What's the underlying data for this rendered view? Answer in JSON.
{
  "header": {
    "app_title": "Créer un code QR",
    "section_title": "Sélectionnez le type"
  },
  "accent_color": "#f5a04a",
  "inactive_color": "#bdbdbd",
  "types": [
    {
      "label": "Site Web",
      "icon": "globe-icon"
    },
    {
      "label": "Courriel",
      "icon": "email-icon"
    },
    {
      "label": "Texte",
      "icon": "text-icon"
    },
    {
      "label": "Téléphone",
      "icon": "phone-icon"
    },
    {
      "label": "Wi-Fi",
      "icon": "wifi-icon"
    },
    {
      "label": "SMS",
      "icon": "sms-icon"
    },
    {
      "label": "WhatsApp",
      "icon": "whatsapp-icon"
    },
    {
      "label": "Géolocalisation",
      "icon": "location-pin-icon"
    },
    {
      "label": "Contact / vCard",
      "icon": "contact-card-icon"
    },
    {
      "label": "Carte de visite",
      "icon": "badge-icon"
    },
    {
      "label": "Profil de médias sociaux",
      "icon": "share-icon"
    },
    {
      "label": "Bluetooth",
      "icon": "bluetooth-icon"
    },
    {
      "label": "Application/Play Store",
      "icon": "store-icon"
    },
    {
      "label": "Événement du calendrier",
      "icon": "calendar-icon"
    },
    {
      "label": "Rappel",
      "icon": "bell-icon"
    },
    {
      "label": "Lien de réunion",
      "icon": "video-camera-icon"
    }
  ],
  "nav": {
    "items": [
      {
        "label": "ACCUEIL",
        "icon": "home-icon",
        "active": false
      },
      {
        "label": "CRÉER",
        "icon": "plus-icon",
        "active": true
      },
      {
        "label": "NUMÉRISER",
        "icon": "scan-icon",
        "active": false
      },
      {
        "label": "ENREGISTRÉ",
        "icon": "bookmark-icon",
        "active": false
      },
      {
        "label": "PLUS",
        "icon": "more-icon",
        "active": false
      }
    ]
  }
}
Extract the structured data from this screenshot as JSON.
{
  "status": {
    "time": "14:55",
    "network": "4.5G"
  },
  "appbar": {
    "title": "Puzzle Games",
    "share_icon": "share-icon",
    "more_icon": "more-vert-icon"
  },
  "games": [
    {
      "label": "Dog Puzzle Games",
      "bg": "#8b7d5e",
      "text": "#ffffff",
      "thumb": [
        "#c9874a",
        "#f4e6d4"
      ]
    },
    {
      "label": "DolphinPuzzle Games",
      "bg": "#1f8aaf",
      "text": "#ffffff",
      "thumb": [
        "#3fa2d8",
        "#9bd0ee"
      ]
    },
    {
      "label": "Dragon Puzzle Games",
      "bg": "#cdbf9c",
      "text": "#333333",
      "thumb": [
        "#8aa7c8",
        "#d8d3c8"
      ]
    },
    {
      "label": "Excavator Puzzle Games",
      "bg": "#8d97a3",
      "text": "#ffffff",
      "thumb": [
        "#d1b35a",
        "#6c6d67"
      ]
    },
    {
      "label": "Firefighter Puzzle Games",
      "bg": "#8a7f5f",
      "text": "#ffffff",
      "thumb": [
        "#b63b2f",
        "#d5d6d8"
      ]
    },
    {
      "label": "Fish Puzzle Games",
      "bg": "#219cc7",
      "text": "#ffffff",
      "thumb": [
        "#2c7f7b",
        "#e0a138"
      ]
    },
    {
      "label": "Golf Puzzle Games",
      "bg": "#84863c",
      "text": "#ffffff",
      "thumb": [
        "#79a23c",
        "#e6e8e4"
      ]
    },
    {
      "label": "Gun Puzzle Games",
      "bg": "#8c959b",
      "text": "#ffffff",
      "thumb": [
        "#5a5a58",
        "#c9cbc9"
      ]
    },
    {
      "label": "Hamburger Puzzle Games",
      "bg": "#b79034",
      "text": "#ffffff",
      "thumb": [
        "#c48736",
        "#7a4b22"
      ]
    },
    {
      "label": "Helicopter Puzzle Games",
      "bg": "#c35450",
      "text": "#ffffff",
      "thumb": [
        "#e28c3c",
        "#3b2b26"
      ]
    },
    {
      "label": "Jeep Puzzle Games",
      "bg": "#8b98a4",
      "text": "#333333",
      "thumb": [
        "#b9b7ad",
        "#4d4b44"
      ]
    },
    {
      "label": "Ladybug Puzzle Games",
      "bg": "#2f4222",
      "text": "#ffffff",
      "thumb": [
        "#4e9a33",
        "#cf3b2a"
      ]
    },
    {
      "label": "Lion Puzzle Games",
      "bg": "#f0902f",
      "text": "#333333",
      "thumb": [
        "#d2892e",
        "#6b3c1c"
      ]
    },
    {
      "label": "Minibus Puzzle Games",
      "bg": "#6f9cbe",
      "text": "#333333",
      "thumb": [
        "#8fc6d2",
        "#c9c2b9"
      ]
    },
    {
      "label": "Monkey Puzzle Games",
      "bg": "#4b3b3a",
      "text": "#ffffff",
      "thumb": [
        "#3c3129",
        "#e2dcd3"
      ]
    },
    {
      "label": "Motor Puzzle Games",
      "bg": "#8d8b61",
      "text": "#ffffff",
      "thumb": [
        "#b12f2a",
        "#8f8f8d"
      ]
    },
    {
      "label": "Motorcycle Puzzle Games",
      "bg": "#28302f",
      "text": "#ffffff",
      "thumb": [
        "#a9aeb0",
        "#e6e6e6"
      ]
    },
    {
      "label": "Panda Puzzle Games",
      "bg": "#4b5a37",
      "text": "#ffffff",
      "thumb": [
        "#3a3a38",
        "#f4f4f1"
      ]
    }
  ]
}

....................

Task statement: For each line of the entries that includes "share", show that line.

Task response:
      "icon": "share-icon"
    "share_icon": "share-icon",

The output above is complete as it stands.